▸ What to produce: An exact retyping of all lines below is the answer; pictures do not belong in it.

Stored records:
*****

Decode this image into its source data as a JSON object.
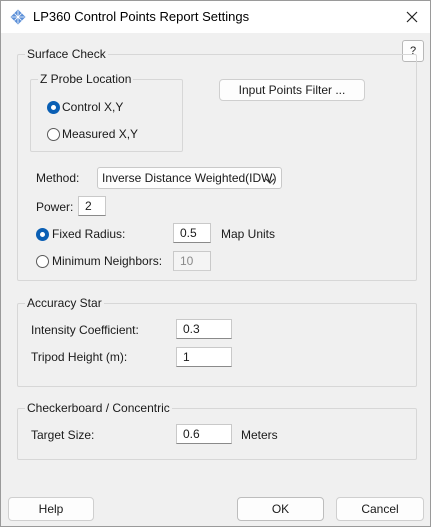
{
  "window": {
    "title": "LP360 Control Points Report Settings"
  },
  "help_button": "?",
  "surface_check": {
    "legend": "Surface Check",
    "z_probe": {
      "legend": "Z Probe Location",
      "options": [
        {
          "label": "Control X,Y",
          "checked": true
        },
        {
          "label": "Measured X,Y",
          "checked": false
        }
      ]
    },
    "input_points_filter": "Input Points Filter ...",
    "method": {
      "label": "Method:",
      "value": "Inverse Distance Weighted(IDW)"
    },
    "power": {
      "label": "Power:",
      "value": "2"
    },
    "fixed_radius": {
      "label": "Fixed Radius:",
      "value": "0.5",
      "unit": "Map Units",
      "checked": true
    },
    "min_neighbors": {
      "label": "Minimum Neighbors:",
      "value": "10",
      "checked": false
    }
  },
  "accuracy_star": {
    "legend": "Accuracy Star",
    "intensity_coefficient": {
      "label": "Intensity Coefficient:",
      "value": "0.3"
    },
    "tripod_height": {
      "label": "Tripod Height (m):",
      "value": "1"
    }
  },
  "checkerboard": {
    "legend": "Checkerboard / Concentric",
    "target_size": {
      "label": "Target Size:",
      "value": "0.6",
      "unit": "Meters"
    }
  },
  "footer": {
    "help": "Help",
    "ok": "OK",
    "cancel": "Cancel"
  },
  "colors": {
    "accent": "#0a5fb4",
    "background": "#f0f0f0"
  }
}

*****

▸ Exercise output:
Decode this image into its source data as a JSON object.
{
  "window": {
    "title": "LP360 Control Points Report Settings"
  },
  "help_button": "?",
  "surface_check": {
    "legend": "Surface Check",
    "z_probe": {
      "legend": "Z Probe Location",
      "options": [
        {
          "label": "Control X,Y",
          "checked": true
        },
        {
          "label": "Measured X,Y",
          "checked": false
        }
      ]
    },
    "input_points_filter": "Input Points Filter ...",
    "method": {
      "label": "Method:",
      "value": "Inverse Distance Weighted(IDW)"
    },
    "power": {
      "label": "Power:",
      "value": "2"
    },
    "fixed_radius": {
      "label": "Fixed Radius:",
      "value": "0.5",
      "unit": "Map Units",
      "checked": true
    },
    "min_neighbors": {
      "label": "Minimum Neighbors:",
      "value": "10",
      "checked": false
    }
  },
  "accuracy_star": {
    "legend": "Accuracy Star",
    "intensity_coefficient": {
      "label": "Intensity Coefficient:",
      "value": "0.3"
    },
    "tripod_height": {
      "label": "Tripod Height (m):",
      "value": "1"
    }
  },
  "checkerboard": {
    "legend": "Checkerboard / Concentric",
    "target_size": {
      "label": "Target Size:",
      "value": "0.6",
      "unit": "Meters"
    }
  },
  "footer": {
    "help": "Help",
    "ok": "OK",
    "cancel": "Cancel"
  },
  "colors": {
    "accent": "#0a5fb4",
    "background": "#f0f0f0"
  }
}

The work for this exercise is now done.